illinois entertainer

Local H Martyrs', Chicago Saturday, February 23, 2002

By Althea Legaspi Associate Editor

This show was much anticipated, by band and fans alike. And it has been a long time coming. For Local H, their fourth album Here Comes The Zoo was initially to be released last September. Finally, after months of postponements, the album came out on March 5, and with it a show at Martyrs'. The enthusiasm exuded onstage was contagious as the fans sang along, hands in the air, and heads bobbing throughout the set. It seems that doing things differently bodes well for the band: a new record, a new label (Palm Pictures), and a different venue to launch Local H's tour for their fourth album, Here Comes The Zoo.

Taking the stage for the sold-out show, Scott Lucas and Brian St. Clair took to their respective instruments and launched their show to the riled-up audience.
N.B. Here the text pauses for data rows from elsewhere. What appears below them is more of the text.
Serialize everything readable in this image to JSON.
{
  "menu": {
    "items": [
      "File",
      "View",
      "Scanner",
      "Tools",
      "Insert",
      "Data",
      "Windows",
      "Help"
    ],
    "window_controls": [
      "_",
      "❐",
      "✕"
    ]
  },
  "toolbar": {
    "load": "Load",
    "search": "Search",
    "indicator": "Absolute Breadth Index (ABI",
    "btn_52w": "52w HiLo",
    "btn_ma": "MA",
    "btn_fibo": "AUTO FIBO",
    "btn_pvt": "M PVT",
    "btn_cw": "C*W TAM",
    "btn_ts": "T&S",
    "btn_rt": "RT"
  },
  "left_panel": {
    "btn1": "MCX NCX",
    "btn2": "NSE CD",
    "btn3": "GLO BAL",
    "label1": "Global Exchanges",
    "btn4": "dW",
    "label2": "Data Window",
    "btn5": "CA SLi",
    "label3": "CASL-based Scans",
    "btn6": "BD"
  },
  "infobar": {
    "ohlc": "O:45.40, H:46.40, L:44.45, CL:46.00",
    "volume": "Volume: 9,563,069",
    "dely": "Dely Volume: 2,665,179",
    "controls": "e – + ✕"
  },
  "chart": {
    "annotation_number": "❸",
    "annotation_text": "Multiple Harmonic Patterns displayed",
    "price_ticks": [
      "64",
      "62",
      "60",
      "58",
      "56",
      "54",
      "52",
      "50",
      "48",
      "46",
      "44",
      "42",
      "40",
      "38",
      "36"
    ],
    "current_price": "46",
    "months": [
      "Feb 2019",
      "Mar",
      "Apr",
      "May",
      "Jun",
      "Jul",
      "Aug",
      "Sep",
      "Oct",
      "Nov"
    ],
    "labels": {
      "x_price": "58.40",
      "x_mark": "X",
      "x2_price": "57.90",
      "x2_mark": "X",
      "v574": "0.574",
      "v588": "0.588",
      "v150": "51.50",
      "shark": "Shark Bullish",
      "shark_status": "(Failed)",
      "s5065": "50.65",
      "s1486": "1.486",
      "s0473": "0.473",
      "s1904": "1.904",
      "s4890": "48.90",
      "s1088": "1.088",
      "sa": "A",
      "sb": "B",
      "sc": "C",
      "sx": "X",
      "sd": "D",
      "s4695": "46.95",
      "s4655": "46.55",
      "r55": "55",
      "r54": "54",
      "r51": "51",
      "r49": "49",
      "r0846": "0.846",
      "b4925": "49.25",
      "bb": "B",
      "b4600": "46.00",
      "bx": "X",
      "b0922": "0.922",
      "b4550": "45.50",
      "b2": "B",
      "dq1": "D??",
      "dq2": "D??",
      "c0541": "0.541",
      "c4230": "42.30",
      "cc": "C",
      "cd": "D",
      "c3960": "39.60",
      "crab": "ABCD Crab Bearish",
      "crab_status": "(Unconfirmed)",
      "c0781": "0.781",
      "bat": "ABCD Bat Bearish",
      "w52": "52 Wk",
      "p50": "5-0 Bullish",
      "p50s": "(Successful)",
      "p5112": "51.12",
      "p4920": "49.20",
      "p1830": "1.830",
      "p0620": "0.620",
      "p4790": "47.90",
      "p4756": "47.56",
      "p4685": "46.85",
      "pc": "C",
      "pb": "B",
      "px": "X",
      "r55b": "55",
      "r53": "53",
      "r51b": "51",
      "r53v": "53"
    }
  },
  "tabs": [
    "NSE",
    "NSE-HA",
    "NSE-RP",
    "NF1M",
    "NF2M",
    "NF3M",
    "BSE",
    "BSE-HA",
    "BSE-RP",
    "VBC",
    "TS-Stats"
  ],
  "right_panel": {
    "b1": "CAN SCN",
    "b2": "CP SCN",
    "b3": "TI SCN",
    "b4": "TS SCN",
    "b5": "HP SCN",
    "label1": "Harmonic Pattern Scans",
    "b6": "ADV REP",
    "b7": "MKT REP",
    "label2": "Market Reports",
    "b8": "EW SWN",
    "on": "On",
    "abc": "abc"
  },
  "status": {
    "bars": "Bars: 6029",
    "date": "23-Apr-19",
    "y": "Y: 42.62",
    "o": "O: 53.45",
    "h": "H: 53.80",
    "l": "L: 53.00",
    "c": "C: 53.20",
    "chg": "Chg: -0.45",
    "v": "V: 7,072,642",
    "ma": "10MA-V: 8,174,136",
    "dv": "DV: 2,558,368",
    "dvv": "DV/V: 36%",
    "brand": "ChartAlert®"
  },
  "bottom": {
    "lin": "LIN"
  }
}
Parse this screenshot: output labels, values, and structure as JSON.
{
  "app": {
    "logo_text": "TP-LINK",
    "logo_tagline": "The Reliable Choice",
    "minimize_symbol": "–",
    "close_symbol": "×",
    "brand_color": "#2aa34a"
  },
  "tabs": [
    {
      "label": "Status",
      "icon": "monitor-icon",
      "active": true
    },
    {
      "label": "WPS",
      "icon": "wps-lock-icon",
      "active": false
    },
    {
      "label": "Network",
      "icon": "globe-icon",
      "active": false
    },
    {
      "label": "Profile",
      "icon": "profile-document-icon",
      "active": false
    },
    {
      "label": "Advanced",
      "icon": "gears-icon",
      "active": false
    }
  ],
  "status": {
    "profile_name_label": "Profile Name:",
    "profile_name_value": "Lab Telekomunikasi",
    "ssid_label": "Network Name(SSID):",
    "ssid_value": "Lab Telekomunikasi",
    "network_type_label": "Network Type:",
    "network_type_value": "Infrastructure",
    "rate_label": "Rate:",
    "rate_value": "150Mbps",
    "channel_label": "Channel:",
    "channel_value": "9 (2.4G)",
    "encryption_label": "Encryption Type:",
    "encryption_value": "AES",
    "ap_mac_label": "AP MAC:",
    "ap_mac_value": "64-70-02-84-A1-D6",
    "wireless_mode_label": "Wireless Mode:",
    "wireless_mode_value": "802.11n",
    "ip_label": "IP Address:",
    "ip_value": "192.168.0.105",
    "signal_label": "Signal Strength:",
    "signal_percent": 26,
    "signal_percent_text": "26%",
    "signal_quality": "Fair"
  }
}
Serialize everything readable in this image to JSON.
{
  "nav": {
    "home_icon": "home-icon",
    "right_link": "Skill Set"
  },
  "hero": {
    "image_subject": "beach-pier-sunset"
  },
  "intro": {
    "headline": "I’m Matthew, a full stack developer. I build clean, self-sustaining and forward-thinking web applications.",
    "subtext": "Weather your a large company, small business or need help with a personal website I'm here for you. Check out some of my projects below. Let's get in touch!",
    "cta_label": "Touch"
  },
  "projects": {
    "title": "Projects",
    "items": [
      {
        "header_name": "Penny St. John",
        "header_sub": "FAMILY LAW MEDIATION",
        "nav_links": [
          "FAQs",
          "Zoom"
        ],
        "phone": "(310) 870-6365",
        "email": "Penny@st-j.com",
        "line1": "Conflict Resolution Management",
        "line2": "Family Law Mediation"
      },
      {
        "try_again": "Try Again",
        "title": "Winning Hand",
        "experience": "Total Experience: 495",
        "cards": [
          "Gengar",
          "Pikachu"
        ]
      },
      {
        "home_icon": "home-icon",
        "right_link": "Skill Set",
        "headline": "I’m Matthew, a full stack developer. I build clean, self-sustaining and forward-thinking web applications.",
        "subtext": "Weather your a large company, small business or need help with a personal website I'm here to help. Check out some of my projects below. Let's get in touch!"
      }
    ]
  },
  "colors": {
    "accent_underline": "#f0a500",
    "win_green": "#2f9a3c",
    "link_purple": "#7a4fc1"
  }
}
The show was equal parts new, equal parts familiar. The new material did not disappoint the fans who have been starved of Local H recordings since 1998's Pack Up The Cats. The new album's lead single, "Half-Life," has already received airplay (in fact, most of the new tunes seem radio-friendly) in Chicago, and the fans were already familiar with the half-screeched, straight-ahead rock 'n' roll that is signature to Local H's sound. Lucas seemed to really enjoy belting the tune, and St. Clair met the enthusiasm, hair and hands flying above his drum kit.

Local H's new album opener "Hands On The Bible" is a spooky sounding song about karma and how things eventually catch up with you. The 'scary movie' keyboard tinkling and the doomsday sort of sound was well-received. "Keep Your Girlfriend" is one of the more melodic songs of the new material, and the catchy lyrics also seemed to please. Of course, the standbys are what really drew the most reaction. From '96's As Good As Dead came the anthemic "Bound For The Floor," the cynical "Eddie Vedder" and the rousing "Back In The Day." From their last album, Pack Up The Cats, we were treated to "All-Right (Oh Yeah)" and the self-deprecating "All The Kids Are Right." Judging from the crowd's reaction and from the band's performance, this may very well be the year Local H surpasses being Bound For The Floor; hopefully for them they're bound for reaching more of the national radio airwaves.